An Outspoken Few Are Disillusioned With LASIK Surgery
WebMD News Archive
Kristin Pisacano, MD, medical director of refractive surgery at the New York
Eye Surgery Center in the Bronx, also wants to help consumers understand what
they're getting into.
"It's hard to tell what went wrong with Roger and Howard," who
posted on the Surgical Eyes site, says Pisacano, author of the book LASIK
Vision Correction. But they likely had complications which, if they were
treated in a timely manner, could have been corrected.
The more serious complication, called "sands," creates a painful,
dry-eye condition that is treatable -- but must be treated correctly and
immediately, she tells WebMD. "Nobody knows exactly what causes it,"
she tells WebMD. It's treatable with drops, or sometimes the surgeon needs to
perform a minor surgical procedure to lift the flap again and irrigate the area
with solution. "But it is treatable," Pisacano says.
Wrinkles in the flap are rare, but can occur, she says, especially in people
who rub or squeeze their eyelids -- sometimes in their sleep. "Those are
more tricky to treat, but they are treatable if you're seeing someone who knows
how." That condition must also be addressed right away to maintain optimal
The longer such conditions are ignored, the less likely they can be
corrected, Pisacano says.
Vision undercorrection and overcorrection are "pretty common," and
correctable with a touch-up procedure performed two months after the original
Most LASIK price packages include any follow-up procedures, Pisacano says,
except those from many discount operations, which depend on getting patients in
and out fast. "That's why I'm a little leery of those places," she
Finding a good LASIK surgeon and having reasonable expectations are key to
satisfaction, she adds. "Most patients are happy. They have realistic
expectations when they go in. You need to find a doctor who will realistically
explain things to you and not say you're going to see things 20/20 the next
Not everyone is a good candidate for LASIK surgery, she adds. "However,
discount places aren't turning them away."
In fact, LASIK is one of the few surgical procedures that are marketed
competitively, says William W. Culbertson, MD, director of refractive surgery
at the Bascom Palmer Eye Institute of the University of Miami School of
Medicine. "When the goal is to recruit people and sell them on the

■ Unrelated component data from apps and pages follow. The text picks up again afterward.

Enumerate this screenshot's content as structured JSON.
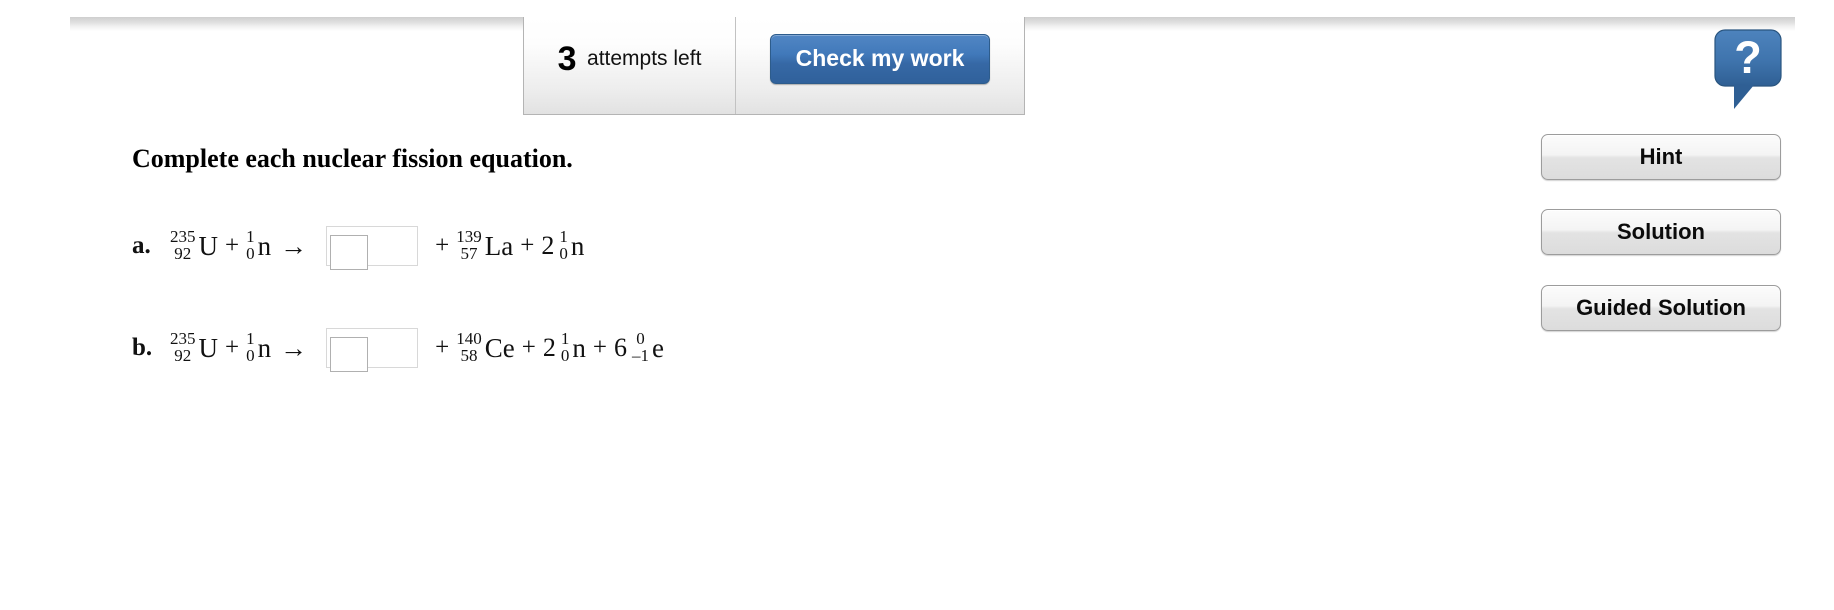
{
  "toolbar": {
    "attempts_count": "3",
    "attempts_label": "attempts left",
    "check_button_label": "Check my work"
  },
  "help": {
    "icon": "question-mark-speech-bubble-icon",
    "glyph": "?"
  },
  "question": {
    "title": "Complete each nuclear fission equation.",
    "equations": [
      {
        "label": "a.",
        "terms": [
          {
            "kind": "isotope",
            "mass": "235",
            "z": "92",
            "symbol": "U"
          },
          {
            "kind": "op",
            "text": "+"
          },
          {
            "kind": "isotope",
            "mass": "1",
            "z": "0",
            "symbol": "n"
          },
          {
            "kind": "arrow",
            "text": "→"
          },
          {
            "kind": "input",
            "value": ""
          },
          {
            "kind": "op",
            "text": "+"
          },
          {
            "kind": "isotope",
            "mass": "139",
            "z": "57",
            "symbol": "La"
          },
          {
            "kind": "op",
            "text": "+"
          },
          {
            "kind": "coef",
            "text": "2"
          },
          {
            "kind": "isotope",
            "mass": "1",
            "z": "0",
            "symbol": "n"
          }
        ]
      },
      {
        "label": "b.",
        "terms": [
          {
            "kind": "isotope",
            "mass": "235",
            "z": "92",
            "symbol": "U"
          },
          {
            "kind": "op",
            "text": "+"
          },
          {
            "kind": "isotope",
            "mass": "1",
            "z": "0",
            "symbol": "n"
          },
          {
            "kind": "arrow",
            "text": "→"
          },
          {
            "kind": "input",
            "value": ""
          },
          {
            "kind": "op",
            "text": "+"
          },
          {
            "kind": "isotope",
            "mass": "140",
            "z": "58",
            "symbol": "Ce"
          },
          {
            "kind": "op",
            "text": "+"
          },
          {
            "kind": "coef",
            "text": "2"
          },
          {
            "kind": "isotope",
            "mass": "1",
            "z": "0",
            "symbol": "n"
          },
          {
            "kind": "op",
            "text": "+"
          },
          {
            "kind": "coef",
            "text": "6"
          },
          {
            "kind": "isotope",
            "mass": "0",
            "z": "–1",
            "symbol": "e"
          }
        ]
      }
    ]
  },
  "side_actions": [
    {
      "key": "hint",
      "label": "Hint"
    },
    {
      "key": "solution",
      "label": "Solution"
    },
    {
      "key": "guided",
      "label": "Guided Solution"
    }
  ],
  "colors": {
    "accent_blue": "#3668a5",
    "panel_border": "#b4b4b4",
    "button_face": "#ededed"
  }
}
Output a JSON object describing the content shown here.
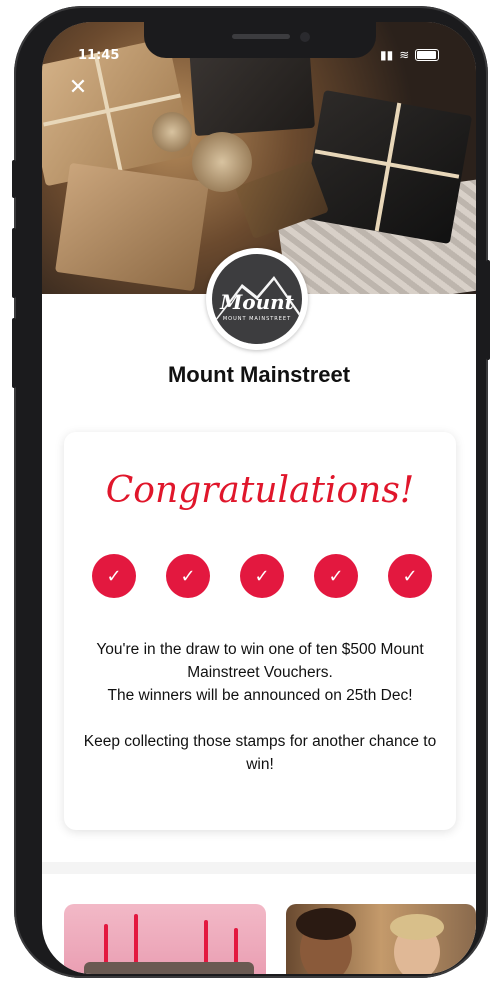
{
  "status_bar": {
    "time": "11:45"
  },
  "merchant": {
    "name": "Mount Mainstreet"
  },
  "logo": {
    "text": "Mount",
    "subtext": "MOUNT MAINSTREET"
  },
  "card": {
    "heading": "Congratulations!",
    "stamps_collected": 5,
    "stamps_total": 5,
    "message_line1": "You're in the draw to win one of ten $500 Mount Mainstreet Vouchers.",
    "message_line2": "The winners will be announced on 25th Dec!",
    "message_line3": "Keep collecting those stamps for another chance to win!"
  },
  "icons": {
    "close": "close-icon",
    "stamp": "check-icon",
    "signal": "signal-icon",
    "wifi": "wifi-icon",
    "battery": "battery-icon"
  },
  "colors": {
    "accent": "#e3183f",
    "heading": "#e0162b"
  }
}
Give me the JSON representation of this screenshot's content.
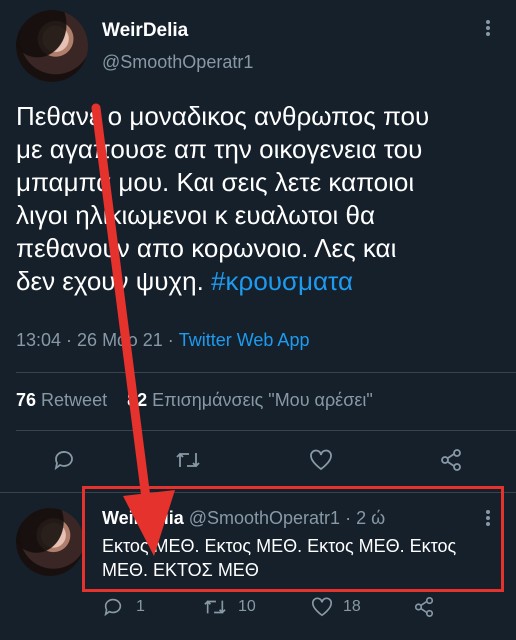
{
  "tweet": {
    "author_name": "WeirDelia",
    "author_handle": "@SmoothOperatr1",
    "text_lines": [
      "Πεθανε ο μοναδικος ανθρωπος που",
      "με αγαπουσε απ την οικογενεια του",
      "μπαμπα μου. Και σεις λετε καποιοι",
      "λιγοι ηλικιωμενοι κ ευαλωτοι θα",
      "πεθανουν απο κορωνοιο. Λες και",
      "δεν εχουν ψυχη."
    ],
    "hashtag": "#κρουσματα",
    "timestamp": "13:04 · 26 Μαρ 21 · ",
    "source": "Twitter Web App",
    "retweets_count": "76",
    "retweets_label": "Retweet",
    "likes_count": "82",
    "likes_label": "Επισημάνσεις \"Μου αρέσει\""
  },
  "reply": {
    "author_name": "WeirDelia",
    "author_handle": "@SmoothOperatr1",
    "time": "· 2 ώ",
    "text_line1": "Εκτος ΜΕΘ. Εκτος ΜΕΘ. Εκτος ΜΕΘ. Εκτος",
    "text_line2": "ΜΕΘ. ΕΚΤΟΣ ΜΕΘ",
    "reply_count": "1",
    "retweet_count": "10",
    "like_count": "18"
  },
  "colors": {
    "background": "#15202b",
    "accent": "#1d9bf0",
    "muted": "#8899a6",
    "annotation": "#e5322d"
  },
  "icons": [
    "reply-icon",
    "retweet-icon",
    "like-icon",
    "share-icon",
    "more-icon"
  ]
}
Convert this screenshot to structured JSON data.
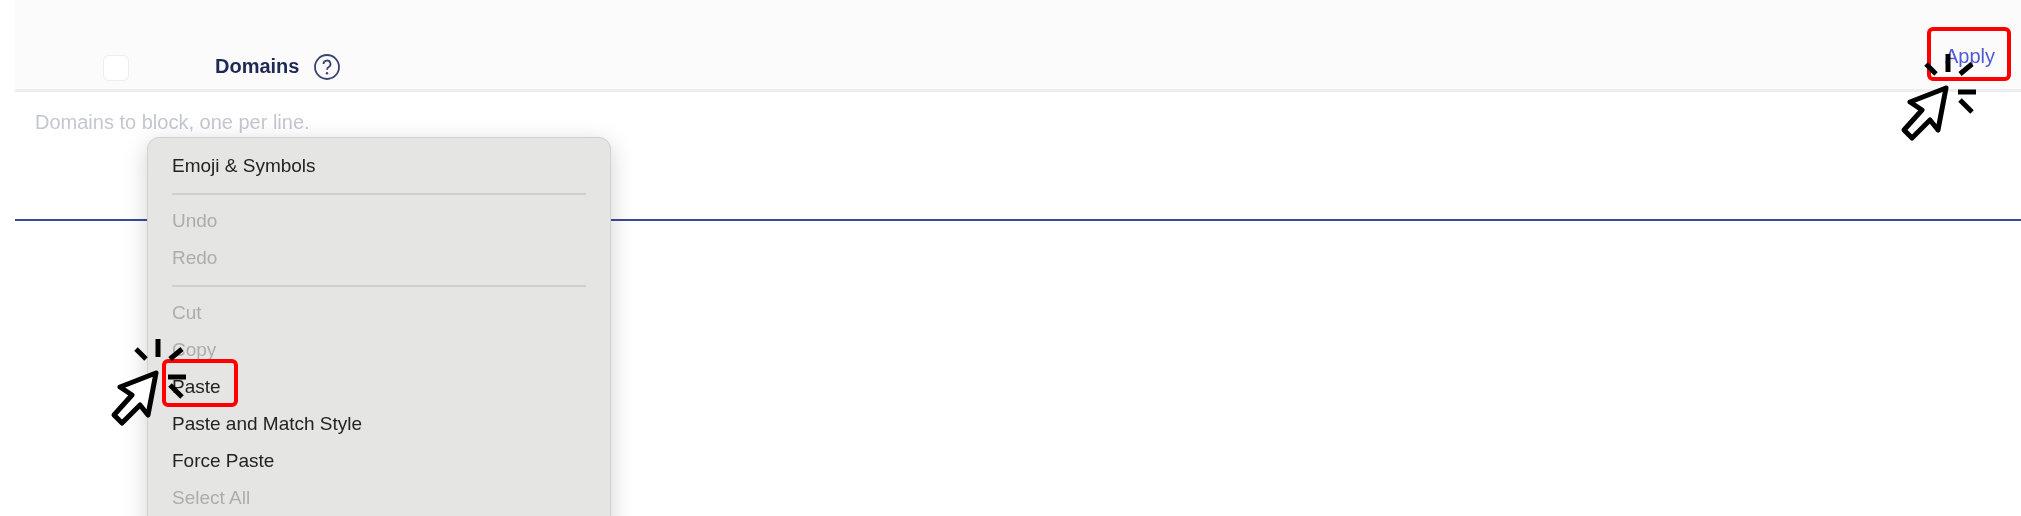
{
  "header": {
    "checkbox": {
      "checked": false
    },
    "title": "Domains",
    "action": {
      "label": "Apply",
      "highlighted": true
    }
  },
  "textarea": {
    "placeholder": "Domains to block, one per line."
  },
  "context_menu": {
    "items": [
      {
        "kind": "item",
        "label": "Emoji & Symbols",
        "disabled": false,
        "highlighted": false
      },
      {
        "kind": "separator"
      },
      {
        "kind": "item",
        "label": "Undo",
        "disabled": true,
        "highlighted": false
      },
      {
        "kind": "item",
        "label": "Redo",
        "disabled": true,
        "highlighted": false
      },
      {
        "kind": "separator"
      },
      {
        "kind": "item",
        "label": "Cut",
        "disabled": true,
        "highlighted": false
      },
      {
        "kind": "item",
        "label": "Copy",
        "disabled": true,
        "highlighted": false
      },
      {
        "kind": "item",
        "label": "Paste",
        "disabled": false,
        "highlighted": true
      },
      {
        "kind": "item",
        "label": "Paste and Match Style",
        "disabled": false,
        "highlighted": false
      },
      {
        "kind": "item",
        "label": "Force Paste",
        "disabled": false,
        "highlighted": false
      },
      {
        "kind": "item",
        "label": "Select All",
        "disabled": true,
        "highlighted": false
      }
    ]
  }
}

procedure, the potential risks are minimized, and patients who are not good
candidates are encouraged to have it."
Further, patients often have unrealistic expectations about LASIK,
Culbertson says. "I had a patient who had 20/20 in one eye and 20/25 in the
other. She was extremely upset that both weren't 20/20. That's not always
possible. But her perception was that she was going to have perfect vision.